## Extracted records:
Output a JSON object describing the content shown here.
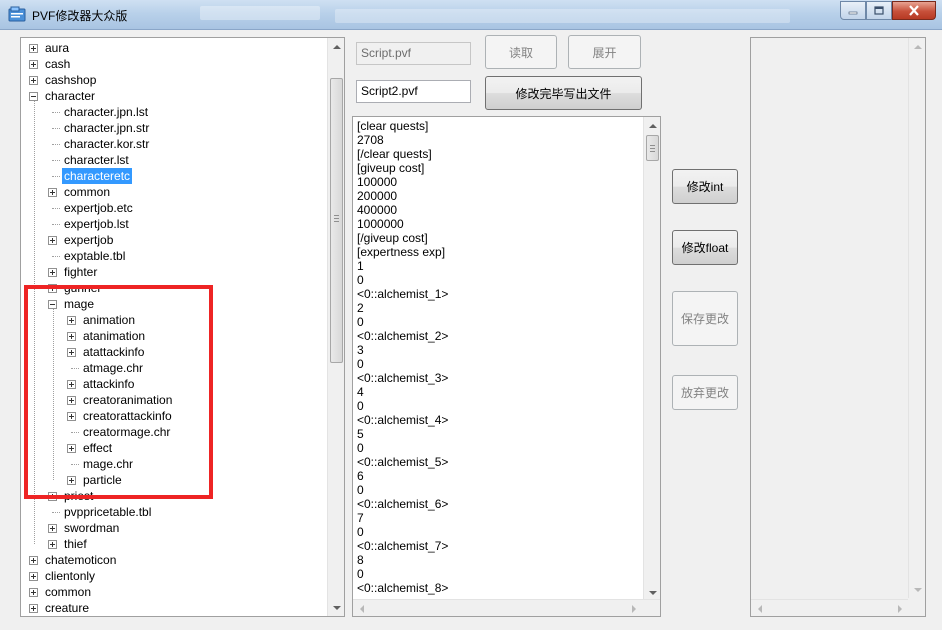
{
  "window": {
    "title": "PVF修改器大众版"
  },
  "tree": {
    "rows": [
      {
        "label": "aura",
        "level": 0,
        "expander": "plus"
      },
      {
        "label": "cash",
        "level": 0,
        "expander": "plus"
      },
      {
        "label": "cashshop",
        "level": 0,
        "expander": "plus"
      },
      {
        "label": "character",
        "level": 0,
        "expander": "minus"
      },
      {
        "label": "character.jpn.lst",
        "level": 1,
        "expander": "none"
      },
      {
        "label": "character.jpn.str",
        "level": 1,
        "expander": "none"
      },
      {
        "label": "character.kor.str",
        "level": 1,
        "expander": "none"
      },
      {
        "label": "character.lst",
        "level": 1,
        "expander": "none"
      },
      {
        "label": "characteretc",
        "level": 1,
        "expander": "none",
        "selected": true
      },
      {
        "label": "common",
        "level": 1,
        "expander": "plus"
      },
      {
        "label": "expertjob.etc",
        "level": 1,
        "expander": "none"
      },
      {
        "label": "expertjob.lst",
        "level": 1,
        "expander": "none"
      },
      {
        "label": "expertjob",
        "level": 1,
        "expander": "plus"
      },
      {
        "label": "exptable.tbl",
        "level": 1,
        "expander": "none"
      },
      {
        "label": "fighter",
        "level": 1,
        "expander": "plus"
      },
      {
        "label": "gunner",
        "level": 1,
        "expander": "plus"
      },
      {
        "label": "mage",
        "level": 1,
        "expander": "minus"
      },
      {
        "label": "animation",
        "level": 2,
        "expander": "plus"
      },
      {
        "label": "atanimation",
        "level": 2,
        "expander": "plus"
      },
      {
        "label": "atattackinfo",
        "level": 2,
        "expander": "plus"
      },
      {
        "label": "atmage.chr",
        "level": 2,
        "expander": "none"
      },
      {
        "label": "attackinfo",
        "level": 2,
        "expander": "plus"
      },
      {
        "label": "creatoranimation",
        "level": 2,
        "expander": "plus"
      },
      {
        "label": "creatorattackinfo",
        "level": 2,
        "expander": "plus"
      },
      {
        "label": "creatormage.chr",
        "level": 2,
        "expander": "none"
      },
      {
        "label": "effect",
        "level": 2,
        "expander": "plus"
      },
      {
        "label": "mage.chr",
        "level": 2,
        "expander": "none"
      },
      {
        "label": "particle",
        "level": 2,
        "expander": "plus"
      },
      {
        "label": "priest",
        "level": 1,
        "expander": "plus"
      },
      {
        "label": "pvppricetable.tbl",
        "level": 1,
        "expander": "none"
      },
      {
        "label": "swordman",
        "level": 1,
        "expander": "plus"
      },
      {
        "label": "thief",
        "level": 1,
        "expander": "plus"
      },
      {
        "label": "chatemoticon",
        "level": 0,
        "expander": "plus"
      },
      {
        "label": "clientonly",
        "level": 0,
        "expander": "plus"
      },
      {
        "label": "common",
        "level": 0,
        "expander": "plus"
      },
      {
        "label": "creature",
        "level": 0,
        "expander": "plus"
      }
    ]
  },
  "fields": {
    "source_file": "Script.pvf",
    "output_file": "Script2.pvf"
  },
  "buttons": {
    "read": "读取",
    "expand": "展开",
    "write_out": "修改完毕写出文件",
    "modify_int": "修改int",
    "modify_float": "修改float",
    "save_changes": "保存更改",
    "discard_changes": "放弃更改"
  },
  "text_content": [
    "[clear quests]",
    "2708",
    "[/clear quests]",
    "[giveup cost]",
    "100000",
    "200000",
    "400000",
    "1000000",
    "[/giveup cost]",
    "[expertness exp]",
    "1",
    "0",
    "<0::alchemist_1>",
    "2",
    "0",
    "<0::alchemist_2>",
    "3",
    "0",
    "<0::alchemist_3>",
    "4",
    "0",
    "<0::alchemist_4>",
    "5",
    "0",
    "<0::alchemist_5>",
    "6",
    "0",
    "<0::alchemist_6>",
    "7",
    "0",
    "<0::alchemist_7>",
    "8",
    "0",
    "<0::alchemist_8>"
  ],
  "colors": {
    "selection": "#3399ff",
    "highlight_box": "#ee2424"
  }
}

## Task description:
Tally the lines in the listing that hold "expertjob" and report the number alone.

## Solution:
3